▸ **TASK**:
Match on the string "this" in the entries below and return every matching line.

(Element data from apps and pages)

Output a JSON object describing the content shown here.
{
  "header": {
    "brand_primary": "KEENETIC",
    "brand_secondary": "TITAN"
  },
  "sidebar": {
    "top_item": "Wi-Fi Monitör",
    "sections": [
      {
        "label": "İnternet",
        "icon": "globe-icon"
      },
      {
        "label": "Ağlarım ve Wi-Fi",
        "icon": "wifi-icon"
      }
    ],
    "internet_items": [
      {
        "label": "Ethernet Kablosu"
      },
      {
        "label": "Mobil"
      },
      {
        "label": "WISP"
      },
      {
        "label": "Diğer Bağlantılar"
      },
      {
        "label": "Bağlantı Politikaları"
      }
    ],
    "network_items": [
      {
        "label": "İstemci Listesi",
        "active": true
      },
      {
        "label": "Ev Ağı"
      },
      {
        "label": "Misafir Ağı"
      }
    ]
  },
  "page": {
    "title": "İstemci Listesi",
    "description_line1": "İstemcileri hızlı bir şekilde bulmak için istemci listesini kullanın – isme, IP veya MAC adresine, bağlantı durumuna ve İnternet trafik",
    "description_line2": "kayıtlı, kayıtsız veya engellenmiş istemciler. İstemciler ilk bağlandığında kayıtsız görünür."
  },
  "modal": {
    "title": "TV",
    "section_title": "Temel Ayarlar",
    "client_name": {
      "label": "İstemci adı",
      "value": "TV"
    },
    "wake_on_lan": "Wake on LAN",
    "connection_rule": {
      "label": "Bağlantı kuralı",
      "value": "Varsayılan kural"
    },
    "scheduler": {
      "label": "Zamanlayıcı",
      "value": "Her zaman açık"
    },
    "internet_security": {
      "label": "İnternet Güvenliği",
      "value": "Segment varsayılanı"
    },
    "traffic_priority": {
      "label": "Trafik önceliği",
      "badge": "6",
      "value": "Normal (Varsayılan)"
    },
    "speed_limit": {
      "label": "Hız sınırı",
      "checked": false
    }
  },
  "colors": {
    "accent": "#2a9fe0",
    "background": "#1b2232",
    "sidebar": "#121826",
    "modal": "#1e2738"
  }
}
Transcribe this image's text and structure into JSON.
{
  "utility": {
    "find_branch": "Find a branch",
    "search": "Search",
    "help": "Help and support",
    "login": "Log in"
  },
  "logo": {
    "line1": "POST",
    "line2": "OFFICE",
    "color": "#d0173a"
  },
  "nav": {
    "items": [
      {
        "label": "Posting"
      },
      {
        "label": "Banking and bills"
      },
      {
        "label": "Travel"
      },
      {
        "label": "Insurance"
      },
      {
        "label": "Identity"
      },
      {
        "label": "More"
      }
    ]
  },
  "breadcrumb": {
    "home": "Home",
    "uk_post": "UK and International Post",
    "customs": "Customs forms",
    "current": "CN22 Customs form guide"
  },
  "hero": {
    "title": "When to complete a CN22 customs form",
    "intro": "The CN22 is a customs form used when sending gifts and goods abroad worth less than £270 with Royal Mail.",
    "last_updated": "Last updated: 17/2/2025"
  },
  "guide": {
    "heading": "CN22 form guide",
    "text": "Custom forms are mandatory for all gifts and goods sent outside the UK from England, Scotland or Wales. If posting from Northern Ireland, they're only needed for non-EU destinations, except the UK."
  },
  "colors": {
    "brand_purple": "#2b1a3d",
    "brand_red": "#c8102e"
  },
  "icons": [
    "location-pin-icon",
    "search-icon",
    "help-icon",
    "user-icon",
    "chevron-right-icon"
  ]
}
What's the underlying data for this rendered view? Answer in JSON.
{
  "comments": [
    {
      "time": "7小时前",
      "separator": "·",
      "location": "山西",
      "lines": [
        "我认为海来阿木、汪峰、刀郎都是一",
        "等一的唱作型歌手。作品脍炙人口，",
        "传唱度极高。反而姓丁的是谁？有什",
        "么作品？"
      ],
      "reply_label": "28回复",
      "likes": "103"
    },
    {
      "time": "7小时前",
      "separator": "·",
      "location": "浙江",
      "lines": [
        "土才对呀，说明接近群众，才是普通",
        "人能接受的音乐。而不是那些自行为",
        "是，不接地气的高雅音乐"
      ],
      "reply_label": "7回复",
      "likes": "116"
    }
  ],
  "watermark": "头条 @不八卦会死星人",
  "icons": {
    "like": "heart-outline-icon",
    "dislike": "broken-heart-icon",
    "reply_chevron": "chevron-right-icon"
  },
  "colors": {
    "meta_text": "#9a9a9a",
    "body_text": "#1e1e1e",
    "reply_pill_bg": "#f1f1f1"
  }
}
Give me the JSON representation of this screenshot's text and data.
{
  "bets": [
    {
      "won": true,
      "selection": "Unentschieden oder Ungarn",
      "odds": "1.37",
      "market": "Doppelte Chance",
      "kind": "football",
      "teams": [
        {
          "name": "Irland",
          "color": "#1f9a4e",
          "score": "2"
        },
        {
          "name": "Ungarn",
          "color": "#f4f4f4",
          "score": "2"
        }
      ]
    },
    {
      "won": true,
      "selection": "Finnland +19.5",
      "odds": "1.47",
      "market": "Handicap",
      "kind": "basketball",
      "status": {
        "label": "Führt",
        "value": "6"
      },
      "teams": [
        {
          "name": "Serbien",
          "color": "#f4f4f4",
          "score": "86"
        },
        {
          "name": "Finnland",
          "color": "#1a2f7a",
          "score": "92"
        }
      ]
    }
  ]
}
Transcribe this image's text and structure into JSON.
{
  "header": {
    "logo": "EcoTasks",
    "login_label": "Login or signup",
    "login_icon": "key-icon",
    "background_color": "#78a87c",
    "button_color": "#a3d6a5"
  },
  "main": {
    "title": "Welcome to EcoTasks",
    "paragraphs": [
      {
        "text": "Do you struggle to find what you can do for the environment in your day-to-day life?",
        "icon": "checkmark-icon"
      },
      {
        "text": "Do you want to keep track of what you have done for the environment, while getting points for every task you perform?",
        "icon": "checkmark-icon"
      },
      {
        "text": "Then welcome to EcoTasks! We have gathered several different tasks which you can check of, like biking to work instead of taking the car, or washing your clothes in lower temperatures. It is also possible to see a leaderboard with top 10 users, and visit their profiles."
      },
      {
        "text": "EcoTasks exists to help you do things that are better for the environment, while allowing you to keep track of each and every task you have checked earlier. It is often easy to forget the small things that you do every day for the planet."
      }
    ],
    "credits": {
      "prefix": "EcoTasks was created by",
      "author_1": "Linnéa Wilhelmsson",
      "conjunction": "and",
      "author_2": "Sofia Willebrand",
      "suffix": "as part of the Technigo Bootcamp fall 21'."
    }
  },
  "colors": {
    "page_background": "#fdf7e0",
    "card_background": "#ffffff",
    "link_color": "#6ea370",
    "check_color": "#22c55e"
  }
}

▸ **THE ANSWER**:
Transcribe this image's text and structure into JSON.
What's the underlying data for this rendered view? Answer in JSON.
Give me the JSON representation of this screenshot's text and data.
Transcribe this image's text and structure into JSON.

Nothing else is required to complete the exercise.